By Sebastian Moll
University of Mainz, Germany
“If the existence of the historical Jesus could be refuted, Christianity would lose much, but by far not everything.”
Who said it?
A: Rudolf Bultmann B: Paul Tillich
C: Albert Schweitzer D: Dietrich Bonhoeffer
The answer is C. In his famous work “Geschichte der Leben-Jesu-Forschung” (first published in 1906) Albert Schweitzer comes to the above stated conclusion. This short essay obviously cannot comment on the question whether his conclusion is in itself right or not. Instead, I would like to point out a feature of Schweitzer’s theology which is often missed: his concern with the historical Jesus is motivated by an apologetic agenda.
This idea first entered my mind when I read a comment by Schweitzer on the history of the early church: “It should be remembered that between Paul and Origen Christianity was led by men of average minds – with the exception of the Apologist Justin.” Maybe it took a Patristic scholar to notice this fascinating statement. Of all people Schweitzer picked Origen, whom he values as the defender of Christianity against the philosopher Celsus, and Justin, that is, the Apologist Justin, whom he clearly distinguishes from the author of the Dialogue with Trypho. (Schweitzer does not actually deny the identity of the two, but he finds it hard to believe that one man should have written two so different pieces of work.)
This remark made me wonder. Then, in a letter to his friend Martin Werner, I found these remarkable lines by Schweitzer:
“I believe to be able to show that when thinking dares to think to the end, it will get to the absolute ethics of Jesus and to mysticism. This is the decisive factor to me. The deepest beliefs of Christianity are logically necessary.” If this is not a line by an apologist, then what is?

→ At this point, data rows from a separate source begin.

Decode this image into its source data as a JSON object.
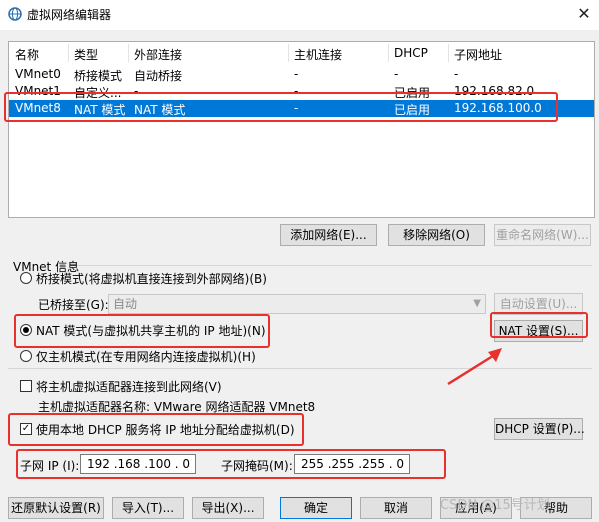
{
  "window": {
    "title": "虚拟网络编辑器",
    "close": "✕"
  },
  "table": {
    "headers": [
      "名称",
      "类型",
      "外部连接",
      "主机连接",
      "DHCP",
      "子网地址"
    ],
    "rows": [
      [
        "VMnet0",
        "桥接模式",
        "自动桥接",
        "-",
        "-",
        "-"
      ],
      [
        "VMnet1",
        "自定义...",
        "-",
        "-",
        "已启用",
        "192.168.82.0"
      ],
      [
        "VMnet8",
        "NAT 模式",
        "NAT 模式",
        "-",
        "已启用",
        "192.168.100.0"
      ]
    ],
    "selected_row": 2
  },
  "list_buttons": {
    "add": "添加网络(E)...",
    "remove": "移除网络(O)",
    "rename": "重命名网络(W)..."
  },
  "vmnet_info": {
    "title": "VMnet 信息",
    "bridged_label": "桥接模式(将虚拟机直接连接到外部网络)(B)",
    "bridged_to_label": "已桥接至(G):",
    "bridged_to_value": "自动",
    "auto_settings": "自动设置(U)...",
    "nat_label": "NAT 模式(与虚拟机共享主机的 IP 地址)(N)",
    "nat_settings": "NAT 设置(S)...",
    "hostonly_label": "仅主机模式(在专用网络内连接虚拟机)(H)",
    "connect_adapter_label": "将主机虚拟适配器连接到此网络(V)",
    "adapter_name_text": "主机虚拟适配器名称: VMware 网络适配器 VMnet8",
    "dhcp_label": "使用本地 DHCP 服务将 IP 地址分配给虚拟机(D)",
    "dhcp_settings": "DHCP 设置(P)...",
    "subnet_ip_label": "子网 IP (I):",
    "subnet_ip_value": "192 .168 .100 . 0",
    "subnet_mask_label": "子网掩码(M):",
    "subnet_mask_value": "255 .255 .255 . 0"
  },
  "footer_buttons": {
    "restore": "还原默认设置(R)",
    "import": "导入(T)...",
    "export": "导出(X)...",
    "ok": "确定",
    "cancel": "取消",
    "apply": "应用(A)",
    "help": "帮助"
  },
  "watermark": "CSDN @15号计划",
  "colors": {
    "selection": "#0078d7",
    "highlight_annotation": "#e8312f",
    "arrow": "#e8312f"
  }
}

As recently pointed out again by Pope Benedict himself in his outstanding work on Jesus, the Christian faith is based on “history which took place on the face of this earth.” This is a distinctive characteristic of Christianity, which it does not share with every other religion. In fact, this feature proved to be an apologetic challenge from the earliest beginnings of Christianity. How do you combine universal religious thinking with the idea of a singular event in time and space? What about people who lived before that event? Or about those who lived in different parts of the world? This is the challenge that men like Justin and Origen took up in their apologetic works. In order to make Christianity more acceptable to his pagan audience, Justin identified the historical Jesus with the logos, the rational force operative everywhere and at all times, thereby justifying the Christian adoration for Jesus, but at the same time downplaying his importance, as it was possible to be in touch with the logos without being in contact with the historical Jesus.
With this brief, and certainly superficial, summary of Justin’s Apology in mind, it becomes understandable why Schweitzer showed so much appreciation for him. In a way, Schweitzer has a very similar agenda. What the logos is to Justin, the will is to Schweitzer. The ethical will of Jesus is the universal concept which everybody can get united with through mysticism (s. a.), and this is what constitutes Christianity in the eyes of Schweitzer. The ethical will was in the world, in us, before the appearance of the historical Jesus – just as the logos already existed before the incarnation. Jesus represented this ethical will in truth and perfection, and thus his appearance helped establishing this ethical will within us. However, his appearance was not a conditio sine qua non.
This is, again in daring brevity, the apologetic concept of Albert Schweitzer. As stated in the beginning, this is not the place to examine the sustainability of his system. But it is important to realize that even for a man like Albert Schweitzer, known as the incorruptible champion of the quest for the historical Jesus, it is not enough simply establishing historical results. He may have contributed to the ‘destruction’ of the traditional image of Jesus, but his real aim was to show that we do not really need it.
'Pope Benedict...in his outstanding work on Jesus' In what sense is this work outstanding? When I read it I thought it was completely out-of-date, naive and could contribute nothing to our understanding of the historical Jesus. I just can't understand why some academics think it was remotely good (and certainly not as a historical Jesus book) but I'm prepared to be corrected...
#1 - James - 03/16/2012 - 20:56
I would say, "sic et non"! I think Schweitzer wanted to save/prove Christianity by showing in his Jesu Forschung, that Jesus' eschatology is irrelevant to Christianity. BTW, was reading your Marcion book only yesterday, very much enjoyed it, a good work!
#2 - Mike Bird - 03/17/2012 - 09:49
Presumably Schweitzer was alluding to Schopenhauer, according to whom the will could not have an ethical nature, so fore him Calderon sums it all up neatly by saying that to be born is the greatest sin. Was Schweitzer saying that it was, contra the irascible Schopenhauer, logically necessary that there should emerge a paradigm of ethical will, ie the Christ of Faith, who exists by being believed in rather than by being empirically verifiable?
I share James' surprise re Benedict.
#3 - Martin - 03/20/2012 - 14:22